** What needs to be done **
Output every line below without omitting or altering anything.

Data Start Marker

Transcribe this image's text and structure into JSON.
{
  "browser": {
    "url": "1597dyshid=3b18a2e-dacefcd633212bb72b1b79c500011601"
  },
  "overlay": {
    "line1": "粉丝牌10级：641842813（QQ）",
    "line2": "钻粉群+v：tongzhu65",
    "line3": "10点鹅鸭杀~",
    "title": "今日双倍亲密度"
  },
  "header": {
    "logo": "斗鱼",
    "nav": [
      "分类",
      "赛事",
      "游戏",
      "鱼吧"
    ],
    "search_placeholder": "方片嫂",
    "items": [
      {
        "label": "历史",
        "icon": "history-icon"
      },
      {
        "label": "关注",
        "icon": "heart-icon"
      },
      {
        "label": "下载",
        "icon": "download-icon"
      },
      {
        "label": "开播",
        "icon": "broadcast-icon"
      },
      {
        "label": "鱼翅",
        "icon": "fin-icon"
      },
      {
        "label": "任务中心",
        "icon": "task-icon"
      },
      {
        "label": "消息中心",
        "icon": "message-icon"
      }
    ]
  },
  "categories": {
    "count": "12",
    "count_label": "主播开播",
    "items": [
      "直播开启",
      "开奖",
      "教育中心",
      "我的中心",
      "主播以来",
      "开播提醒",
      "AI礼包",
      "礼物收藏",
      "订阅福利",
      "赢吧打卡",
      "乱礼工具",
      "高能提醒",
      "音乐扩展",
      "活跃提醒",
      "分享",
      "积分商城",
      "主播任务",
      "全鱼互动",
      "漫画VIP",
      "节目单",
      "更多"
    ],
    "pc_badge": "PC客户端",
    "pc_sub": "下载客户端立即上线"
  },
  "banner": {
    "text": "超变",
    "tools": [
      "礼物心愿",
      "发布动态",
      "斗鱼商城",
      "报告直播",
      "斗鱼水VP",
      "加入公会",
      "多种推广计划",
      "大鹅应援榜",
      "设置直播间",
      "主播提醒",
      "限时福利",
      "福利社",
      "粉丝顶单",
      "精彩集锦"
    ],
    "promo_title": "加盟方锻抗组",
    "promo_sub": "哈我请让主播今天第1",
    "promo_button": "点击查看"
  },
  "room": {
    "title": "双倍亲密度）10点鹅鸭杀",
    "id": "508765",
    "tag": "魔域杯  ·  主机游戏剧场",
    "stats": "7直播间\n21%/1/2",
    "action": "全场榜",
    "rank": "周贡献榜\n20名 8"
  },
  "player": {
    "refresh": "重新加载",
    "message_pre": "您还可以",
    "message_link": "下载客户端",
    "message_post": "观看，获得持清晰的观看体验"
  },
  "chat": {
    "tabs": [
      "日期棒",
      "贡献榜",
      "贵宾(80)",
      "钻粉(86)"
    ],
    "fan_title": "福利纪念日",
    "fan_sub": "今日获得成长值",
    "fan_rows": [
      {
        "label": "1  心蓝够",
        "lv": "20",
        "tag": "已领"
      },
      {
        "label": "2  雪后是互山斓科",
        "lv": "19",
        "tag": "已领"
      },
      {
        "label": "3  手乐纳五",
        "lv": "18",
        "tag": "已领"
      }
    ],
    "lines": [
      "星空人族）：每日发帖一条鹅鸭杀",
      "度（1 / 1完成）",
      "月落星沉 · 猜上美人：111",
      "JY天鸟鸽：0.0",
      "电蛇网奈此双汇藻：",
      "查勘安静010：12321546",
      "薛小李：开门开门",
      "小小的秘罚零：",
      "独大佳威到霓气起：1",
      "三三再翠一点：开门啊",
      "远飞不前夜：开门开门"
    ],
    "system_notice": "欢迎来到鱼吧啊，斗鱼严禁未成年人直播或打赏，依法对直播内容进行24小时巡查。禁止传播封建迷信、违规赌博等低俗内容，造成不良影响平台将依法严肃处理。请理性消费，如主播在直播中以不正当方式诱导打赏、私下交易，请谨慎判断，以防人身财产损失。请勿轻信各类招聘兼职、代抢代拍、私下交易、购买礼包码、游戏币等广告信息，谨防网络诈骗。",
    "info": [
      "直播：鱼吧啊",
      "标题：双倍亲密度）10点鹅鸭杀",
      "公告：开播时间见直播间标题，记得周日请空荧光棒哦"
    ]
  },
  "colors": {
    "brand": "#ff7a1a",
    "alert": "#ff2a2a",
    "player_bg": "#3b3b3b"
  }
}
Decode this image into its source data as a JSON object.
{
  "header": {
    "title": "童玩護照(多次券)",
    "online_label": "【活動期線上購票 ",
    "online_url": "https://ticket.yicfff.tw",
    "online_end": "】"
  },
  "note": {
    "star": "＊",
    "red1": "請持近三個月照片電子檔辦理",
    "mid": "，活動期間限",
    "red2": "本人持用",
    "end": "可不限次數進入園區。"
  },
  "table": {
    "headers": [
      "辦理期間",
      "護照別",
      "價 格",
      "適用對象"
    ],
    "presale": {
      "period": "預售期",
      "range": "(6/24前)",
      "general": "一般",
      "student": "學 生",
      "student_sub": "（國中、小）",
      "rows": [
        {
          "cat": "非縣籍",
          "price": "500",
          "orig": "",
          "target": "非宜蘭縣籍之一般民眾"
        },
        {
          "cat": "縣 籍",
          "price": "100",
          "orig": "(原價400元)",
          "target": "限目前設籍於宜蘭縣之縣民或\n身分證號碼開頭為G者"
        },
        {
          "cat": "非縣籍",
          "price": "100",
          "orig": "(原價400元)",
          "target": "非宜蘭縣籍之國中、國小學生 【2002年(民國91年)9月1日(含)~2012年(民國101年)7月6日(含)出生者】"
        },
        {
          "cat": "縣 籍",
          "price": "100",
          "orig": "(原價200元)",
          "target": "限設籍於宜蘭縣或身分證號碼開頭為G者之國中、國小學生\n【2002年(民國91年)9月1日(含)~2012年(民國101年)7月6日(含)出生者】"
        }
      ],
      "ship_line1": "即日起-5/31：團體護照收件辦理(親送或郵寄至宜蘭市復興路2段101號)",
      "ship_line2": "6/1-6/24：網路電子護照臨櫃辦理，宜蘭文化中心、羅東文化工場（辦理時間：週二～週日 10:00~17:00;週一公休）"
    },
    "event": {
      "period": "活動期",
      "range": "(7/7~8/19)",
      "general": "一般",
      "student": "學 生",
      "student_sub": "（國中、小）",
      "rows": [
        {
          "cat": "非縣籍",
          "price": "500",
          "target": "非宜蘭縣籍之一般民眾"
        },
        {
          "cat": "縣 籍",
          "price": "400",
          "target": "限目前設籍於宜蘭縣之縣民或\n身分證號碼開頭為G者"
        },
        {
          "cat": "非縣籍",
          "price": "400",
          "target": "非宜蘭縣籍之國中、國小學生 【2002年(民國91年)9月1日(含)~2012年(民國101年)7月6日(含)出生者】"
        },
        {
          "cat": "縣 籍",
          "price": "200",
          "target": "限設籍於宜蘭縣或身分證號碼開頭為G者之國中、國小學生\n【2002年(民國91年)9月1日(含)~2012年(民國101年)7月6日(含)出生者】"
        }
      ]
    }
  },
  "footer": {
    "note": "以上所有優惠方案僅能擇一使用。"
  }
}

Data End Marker

** Answer box **
Transcribe this image's text and structure into JSON.
{
  "browser": {
    "url": "1597dyshid=3b18a2e-dacefcd633212bb72b1b79c500011601"
  },
  "overlay": {
    "line1": "粉丝牌10级：641842813（QQ）",
    "line2": "钻粉群+v：tongzhu65",
    "line3": "10点鹅鸭杀~",
    "title": "今日双倍亲密度"
  },
  "header": {
    "logo": "斗鱼",
    "nav": [
      "分类",
      "赛事",
      "游戏",
      "鱼吧"
    ],
    "search_placeholder": "方片嫂",
    "items": [
      {
        "label": "历史",
        "icon": "history-icon"
      },
      {
        "label": "关注",
        "icon": "heart-icon"
      },
      {
        "label": "下载",
        "icon": "download-icon"
      },
      {
        "label": "开播",
        "icon": "broadcast-icon"
      },
      {
        "label": "鱼翅",
        "icon": "fin-icon"
      },
      {
        "label": "任务中心",
        "icon": "task-icon"
      },
      {
        "label": "消息中心",
        "icon": "message-icon"
      }
    ]
  },
  "categories": {
    "count": "12",
    "count_label": "主播开播",
    "items": [
      "直播开启",
      "开奖",
      "教育中心",
      "我的中心",
      "主播以来",
      "开播提醒",
      "AI礼包",
      "礼物收藏",
      "订阅福利",
      "赢吧打卡",
      "乱礼工具",
      "高能提醒",
      "音乐扩展",
      "活跃提醒",
      "分享",
      "积分商城",
      "主播任务",
      "全鱼互动",
      "漫画VIP",
      "节目单",
      "更多"
    ],
    "pc_badge": "PC客户端",
    "pc_sub": "下载客户端立即上线"
  },
  "banner": {
    "text": "超变",
    "tools": [
      "礼物心愿",
      "发布动态",
      "斗鱼商城",
      "报告直播",
      "斗鱼水VP",
      "加入公会",
      "多种推广计划",
      "大鹅应援榜",
      "设置直播间",
      "主播提醒",
      "限时福利",
      "福利社",
      "粉丝顶单",
      "精彩集锦"
    ],
    "promo_title": "加盟方锻抗组",
    "promo_sub": "哈我请让主播今天第1",
    "promo_button": "点击查看"
  },
  "room": {
    "title": "双倍亲密度）10点鹅鸭杀",
    "id": "508765",
    "tag": "魔域杯  ·  主机游戏剧场",
    "stats": "7直播间\n21%/1/2",
    "action": "全场榜",
    "rank": "周贡献榜\n20名 8"
  },
  "player": {
    "refresh": "重新加载",
    "message_pre": "您还可以",
    "message_link": "下载客户端",
    "message_post": "观看，获得持清晰的观看体验"
  },
  "chat": {
    "tabs": [
      "日期棒",
      "贡献榜",
      "贵宾(80)",
      "钻粉(86)"
    ],
    "fan_title": "福利纪念日",
    "fan_sub": "今日获得成长值",
    "fan_rows": [
      {
        "label": "1  心蓝够",
        "lv": "20",
        "tag": "已领"
      },
      {
        "label": "2  雪后是互山斓科",
        "lv": "19",
        "tag": "已领"
      },
      {
        "label": "3  手乐纳五",
        "lv": "18",
        "tag": "已领"
      }
    ],
    "lines": [
      "星空人族）：每日发帖一条鹅鸭杀",
      "度（1 / 1完成）",
      "月落星沉 · 猜上美人：111",
      "JY天鸟鸽：0.0",
      "电蛇网奈此双汇藻：",
      "查勘安静010：12321546",
      "薛小李：开门开门",
      "小小的秘罚零：",
      "独大佳威到霓气起：1",
      "三三再翠一点：开门啊",
      "远飞不前夜：开门开门"
    ],
    "system_notice": "欢迎来到鱼吧啊，斗鱼严禁未成年人直播或打赏，依法对直播内容进行24小时巡查。禁止传播封建迷信、违规赌博等低俗内容，造成不良影响平台将依法严肃处理。请理性消费，如主播在直播中以不正当方式诱导打赏、私下交易，请谨慎判断，以防人身财产损失。请勿轻信各类招聘兼职、代抢代拍、私下交易、购买礼包码、游戏币等广告信息，谨防网络诈骗。",
    "info": [
      "直播：鱼吧啊",
      "标题：双倍亲密度）10点鹅鸭杀",
      "公告：开播时间见直播间标题，记得周日请空荧光棒哦"
    ]
  },
  "colors": {
    "brand": "#ff7a1a",
    "alert": "#ff2a2a",
    "player_bg": "#3b3b3b"
  }
}
Decode this image into its source data as a JSON object.
{
  "header": {
    "title": "童玩護照(多次券)",
    "online_label": "【活動期線上購票 ",
    "online_url": "https://ticket.yicfff.tw",
    "online_end": "】"
  },
  "note": {
    "star": "＊",
    "red1": "請持近三個月照片電子檔辦理",
    "mid": "，活動期間限",
    "red2": "本人持用",
    "end": "可不限次數進入園區。"
  },
  "table": {
    "headers": [
      "辦理期間",
      "護照別",
      "價 格",
      "適用對象"
    ],
    "presale": {
      "period": "預售期",
      "range": "(6/24前)",
      "general": "一般",
      "student": "學 生",
      "student_sub": "（國中、小）",
      "rows": [
        {
          "cat": "非縣籍",
          "price": "500",
          "orig": "",
          "target": "非宜蘭縣籍之一般民眾"
        },
        {
          "cat": "縣 籍",
          "price": "100",
          "orig": "(原價400元)",
          "target": "限目前設籍於宜蘭縣之縣民或\n身分證號碼開頭為G者"
        },
        {
          "cat": "非縣籍",
          "price": "100",
          "orig": "(原價400元)",
          "target": "非宜蘭縣籍之國中、國小學生 【2002年(民國91年)9月1日(含)~2012年(民國101年)7月6日(含)出生者】"
        },
        {
          "cat": "縣 籍",
          "price": "100",
          "orig": "(原價200元)",
          "target": "限設籍於宜蘭縣或身分證號碼開頭為G者之國中、國小學生\n【2002年(民國91年)9月1日(含)~2012年(民國101年)7月6日(含)出生者】"
        }
      ],
      "ship_line1": "即日起-5/31：團體護照收件辦理(親送或郵寄至宜蘭市復興路2段101號)",
      "ship_line2": "6/1-6/24：網路電子護照臨櫃辦理，宜蘭文化中心、羅東文化工場（辦理時間：週二～週日 10:00~17:00;週一公休）"
    },
    "event": {
      "period": "活動期",
      "range": "(7/7~8/19)",
      "general": "一般",
      "student": "學 生",
      "student_sub": "（國中、小）",
      "rows": [
        {
          "cat": "非縣籍",
          "price": "500",
          "target": "非宜蘭縣籍之一般民眾"
        },
        {
          "cat": "縣 籍",
          "price": "400",
          "target": "限目前設籍於宜蘭縣之縣民或\n身分證號碼開頭為G者"
        },
        {
          "cat": "非縣籍",
          "price": "400",
          "target": "非宜蘭縣籍之國中、國小學生 【2002年(民國91年)9月1日(含)~2012年(民國101年)7月6日(含)出生者】"
        },
        {
          "cat": "縣 籍",
          "price": "200",
          "target": "限設籍於宜蘭縣或身分證號碼開頭為G者之國中、國小學生\n【2002年(民國91年)9月1日(含)~2012年(民國101年)7月6日(含)出生者】"
        }
      ]
    }
  },
  "footer": {
    "note": "以上所有優惠方案僅能擇一使用。"
  }
}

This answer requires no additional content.